As the weather slowly (ahem,
very slowly) grows warmer, and us New Yorkers begin to look towards what might reportedly be another "summer from hell", the temptation to blast the AC will be all too real. Instead, try opening a window and letting in the natural breeze, before flipping the switch.
This is such a simple, but effective change to implement. Adding a
recycling bin to your kitchen and bedroom takes very little time, and through practice, recycling plastics and paper will begin to happen mindlessly, out of routine. Take it one step further, by separating cans, plastics, and paper, before taking out the recycling. It takes five minutes of your time, but has serious long-term effects!
Repeat after me: when you are brushing your teeth,

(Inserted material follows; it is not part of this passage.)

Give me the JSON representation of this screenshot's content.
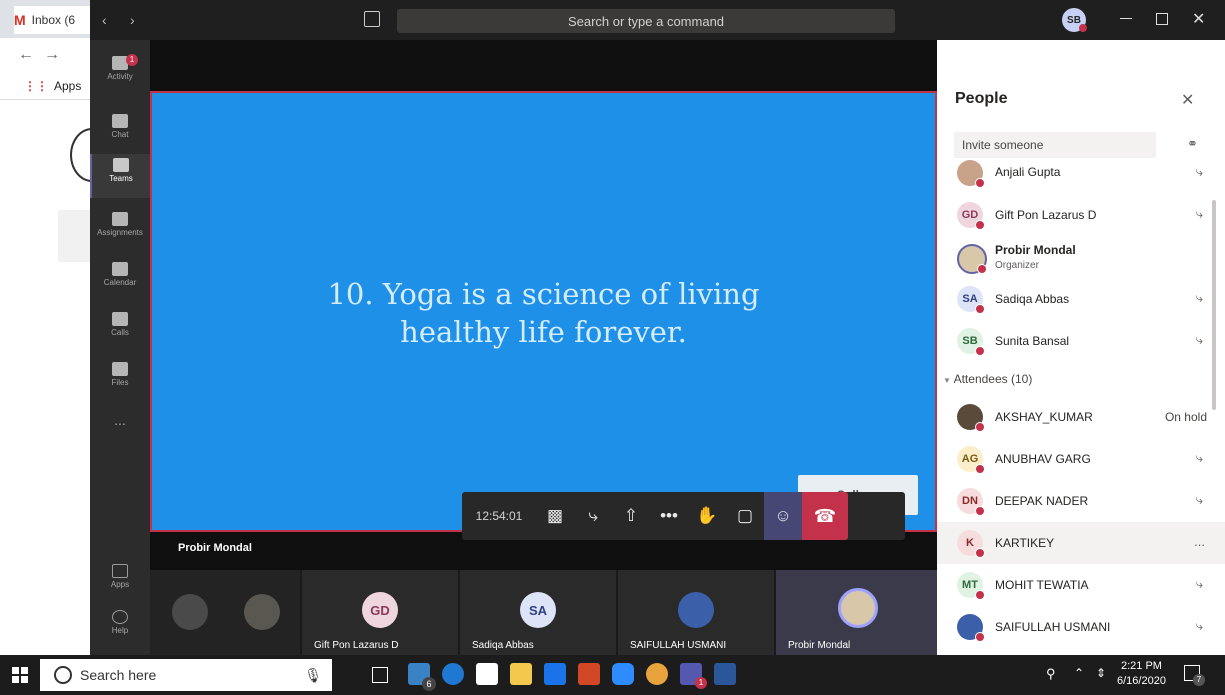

. Only have the water running when you're actually using it to wet your toothbrush or wash your face. The same goes for your shower — only turn it on when you're getting in, not when you're taking off your clothes or make up. turn off the water Composting can use up to 30 percent of household waste, that would otherwise be mindlessly tossed into your trash can. This is a significant number: when organic material sits in a landfill, it has difficulty decomposing and returning to the earth. Instead, it breaks down into methane, which is harmful to the environment and can lead to global warming. Additionally, composting can lead to a great natural fertilizer for your garden! Reduce your carbon footprint and get all your steps in at the same time by waking up a little earlier than usual and walking to work! Not only is that vitamin D great for your health, and the endorphins from physical activity fantastic for your mood, but it's also wonderful for the environment as well! If you live to far from work, try carpooling instead.
In order to
conserve energy, unplug your chargers, speakers, or hair straighteners (which are already dangerous to leave plugged in BTW) before you leave the house. It's a small gesture that makes a large difference in the long run. Plus, it'll actually save you money!
If you have scrap paper lying around the house, or pages of printed material that did not print correctly at work,
save it and reuse it. It's much less likely to go to waste or get thrown out if it's reused in another capacity — such as note paper, or re-printable paper.
When Possible, Go Paperless
Cut paper in little ways when you can. For example, instead of sending out paper invitations,
consider sending email e-vites or making a Facebook unvite instead. Not only is it cost-effective, and greener, but I actually think it's a way better method of communicating with your party.
Save Your Shopping Bags
When you're given little plastic bags at the grocery store, instead of mindlessly tossing them in the trash. Instead, reuse your bags when you go grocery shopping, to hold your sweaty gym clothes, or even in place of trash bags for your recycling bins.
By reusing your bags, you're preventing shopping bags from going to waste and ending up in a landfill.
Next time you and your partner need a fun weekend activity that involves the great outdoors, consider planting a tree before propping up that picnic.
Planting trees releases oxygen into the air, reduces ozone levels and helps remove carbon dioxide from the air, which cools the earth. Just one tree releases enough oxygen to sustain two people!
There are little ways to conserve water in your everyday routine than you think. Are you someone who wakes up in the middle of the night to pee? Consider
leaving the toilet un-flushed until the morning. It sounds gross, but it truly makes no difference and conserves a lot of water. Just make sure your roommates are cool with it first!
You might be subconsciously littering and you don't even realize it! Do you know how many receipts and coupons and gum wrappers end up populating the streets? Try to be more
conscious about your litter — it's a small step up of awareness that will have huge rewards.
Institute Meatless Mondays
Meatless Mondays are a win-win-win: not only is going meatless once a week good for your health at it lowers your risk of several chronic diseases, it also reduces your carbon footprint because meat uses so many resources, such as water and fossil fuels, to be processed packaged and sold.
So next time you're far away from the recycling bin, feeling extra lazy, and you don't want to have to walk
all the way over there when the trash can is right next to your desk, think twice — one tiny step towards the recycling bin, might be one giant step for mankind.